=== Dataset records ===
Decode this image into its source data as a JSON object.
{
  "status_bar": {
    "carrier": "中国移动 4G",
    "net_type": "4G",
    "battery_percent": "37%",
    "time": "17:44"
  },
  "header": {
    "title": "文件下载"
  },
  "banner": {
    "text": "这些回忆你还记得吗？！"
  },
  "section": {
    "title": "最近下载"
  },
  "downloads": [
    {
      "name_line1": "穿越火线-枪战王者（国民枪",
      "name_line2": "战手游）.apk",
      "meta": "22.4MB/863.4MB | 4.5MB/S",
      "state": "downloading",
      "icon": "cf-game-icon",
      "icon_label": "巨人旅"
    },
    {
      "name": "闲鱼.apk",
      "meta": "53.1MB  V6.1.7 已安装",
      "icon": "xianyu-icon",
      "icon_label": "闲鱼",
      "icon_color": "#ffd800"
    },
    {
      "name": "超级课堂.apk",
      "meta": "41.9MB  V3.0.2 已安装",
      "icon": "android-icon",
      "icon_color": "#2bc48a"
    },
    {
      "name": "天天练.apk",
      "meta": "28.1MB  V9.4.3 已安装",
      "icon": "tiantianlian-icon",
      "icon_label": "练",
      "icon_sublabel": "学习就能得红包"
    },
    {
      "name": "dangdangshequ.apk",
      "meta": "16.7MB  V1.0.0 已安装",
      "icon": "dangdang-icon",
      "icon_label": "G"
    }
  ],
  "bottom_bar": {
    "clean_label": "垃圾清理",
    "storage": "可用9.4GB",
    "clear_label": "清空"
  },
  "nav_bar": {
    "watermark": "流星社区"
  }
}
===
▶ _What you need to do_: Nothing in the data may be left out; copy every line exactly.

▶ _The answer_:
Decode this image into its source data as a JSON object.
{
  "status_bar": {
    "carrier": "中国移动 4G",
    "net_type": "4G",
    "battery_percent": "37%",
    "time": "17:44"
  },
  "header": {
    "title": "文件下载"
  },
  "banner": {
    "text": "这些回忆你还记得吗？！"
  },
  "section": {
    "title": "最近下载"
  },
  "downloads": [
    {
      "name_line1": "穿越火线-枪战王者（国民枪",
      "name_line2": "战手游）.apk",
      "meta": "22.4MB/863.4MB | 4.5MB/S",
      "state": "downloading",
      "icon": "cf-game-icon",
      "icon_label": "巨人旅"
    },
    {
      "name": "闲鱼.apk",
      "meta": "53.1MB  V6.1.7 已安装",
      "icon": "xianyu-icon",
      "icon_label": "闲鱼",
      "icon_color": "#ffd800"
    },
    {
      "name": "超级课堂.apk",
      "meta": "41.9MB  V3.0.2 已安装",
      "icon": "android-icon",
      "icon_color": "#2bc48a"
    },
    {
      "name": "天天练.apk",
      "meta": "28.1MB  V9.4.3 已安装",
      "icon": "tiantianlian-icon",
      "icon_label": "练",
      "icon_sublabel": "学习就能得红包"
    },
    {
      "name": "dangdangshequ.apk",
      "meta": "16.7MB  V1.0.0 已安装",
      "icon": "dangdang-icon",
      "icon_label": "G"
    }
  ],
  "bottom_bar": {
    "clean_label": "垃圾清理",
    "storage": "可用9.4GB",
    "clear_label": "清空"
  },
  "nav_bar": {
    "watermark": "流星社区"
  }
}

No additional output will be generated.